### Try it
Exactly how many lines in the entries contain "icon"? Give that number alone.

(Data records for software interfaces)
******************************
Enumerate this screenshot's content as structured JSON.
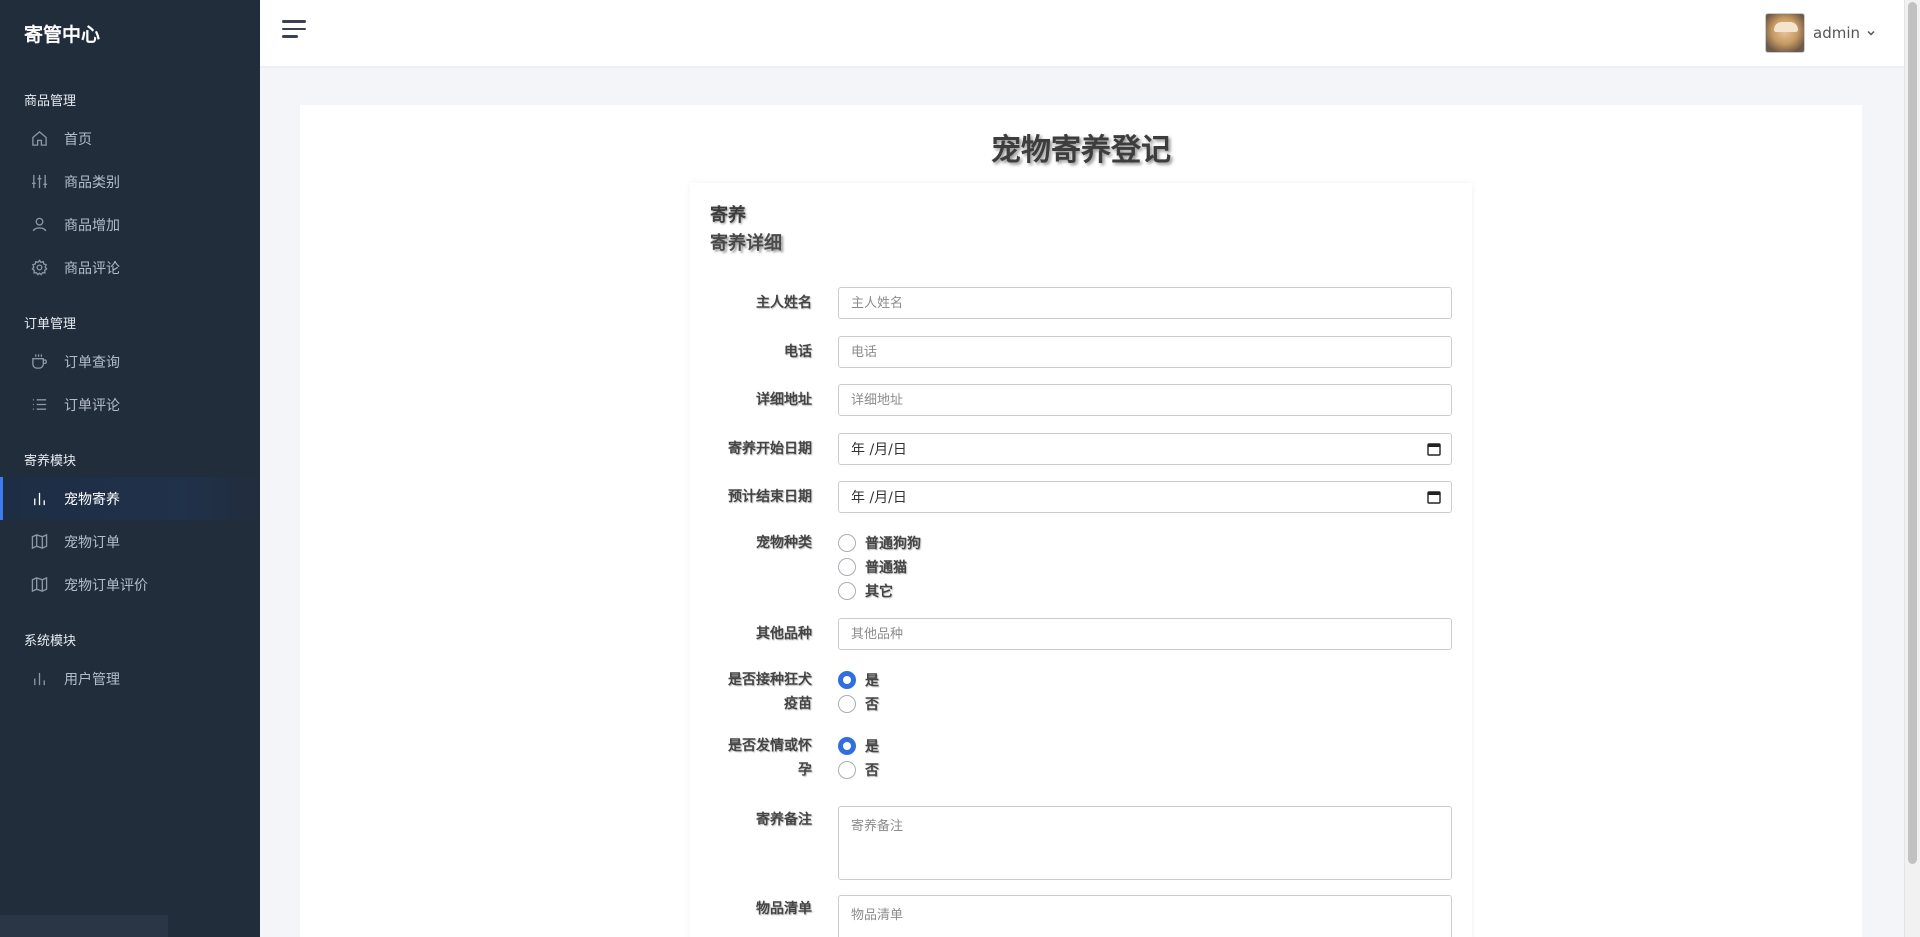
{
  "sidebar": {
    "brand": "寄管中心",
    "groups": [
      {
        "title": "商品管理",
        "items": [
          {
            "label": "首页",
            "icon": "home-icon"
          },
          {
            "label": "商品类别",
            "icon": "sliders-icon"
          },
          {
            "label": "商品增加",
            "icon": "user-icon"
          },
          {
            "label": "商品评论",
            "icon": "gear-icon"
          }
        ]
      },
      {
        "title": "订单管理",
        "items": [
          {
            "label": "订单查询",
            "icon": "cup-icon"
          },
          {
            "label": "订单评论",
            "icon": "list-icon"
          }
        ]
      },
      {
        "title": "寄养模块",
        "items": [
          {
            "label": "宠物寄养",
            "icon": "bar-chart-icon",
            "active": true
          },
          {
            "label": "宠物订单",
            "icon": "map-icon"
          },
          {
            "label": "宠物订单评价",
            "icon": "map-icon"
          }
        ]
      },
      {
        "title": "系统模块",
        "items": [
          {
            "label": "用户管理",
            "icon": "bar-chart-icon"
          }
        ]
      }
    ]
  },
  "header": {
    "user_name": "admin"
  },
  "page": {
    "title": "宠物寄养登记",
    "section_title": "寄养",
    "section_subtitle": "寄养详细"
  },
  "form": {
    "owner_name": {
      "label": "主人姓名",
      "placeholder": "主人姓名",
      "value": ""
    },
    "phone": {
      "label": "电话",
      "placeholder": "电话",
      "value": ""
    },
    "address": {
      "label": "详细地址",
      "placeholder": "详细地址",
      "value": ""
    },
    "start_date": {
      "label": "寄养开始日期",
      "display": "年 /月/日"
    },
    "end_date": {
      "label": "预计结束日期",
      "display": "年 /月/日"
    },
    "pet_type": {
      "label": "宠物种类",
      "options": [
        "普通狗狗",
        "普通猫",
        "其它"
      ],
      "selected": null
    },
    "other_breed": {
      "label": "其他品种",
      "placeholder": "其他品种",
      "value": ""
    },
    "rabies": {
      "label_line1": "是否接种狂犬",
      "label_line2": "疫苗",
      "options": [
        "是",
        "否"
      ],
      "selected": "是"
    },
    "heat": {
      "label_line1": "是否发情或怀",
      "label_line2": "孕",
      "options": [
        "是",
        "否"
      ],
      "selected": "是"
    },
    "notes": {
      "label": "寄养备注",
      "placeholder": "寄养备注",
      "value": ""
    },
    "items_list": {
      "label": "物品清单",
      "placeholder": "物品清单",
      "value": ""
    }
  },
  "colors": {
    "sidebar_bg": "#222d3c",
    "accent": "#2f6fe0",
    "page_bg": "#f4f5f9"
  }
}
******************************
### Written solution
10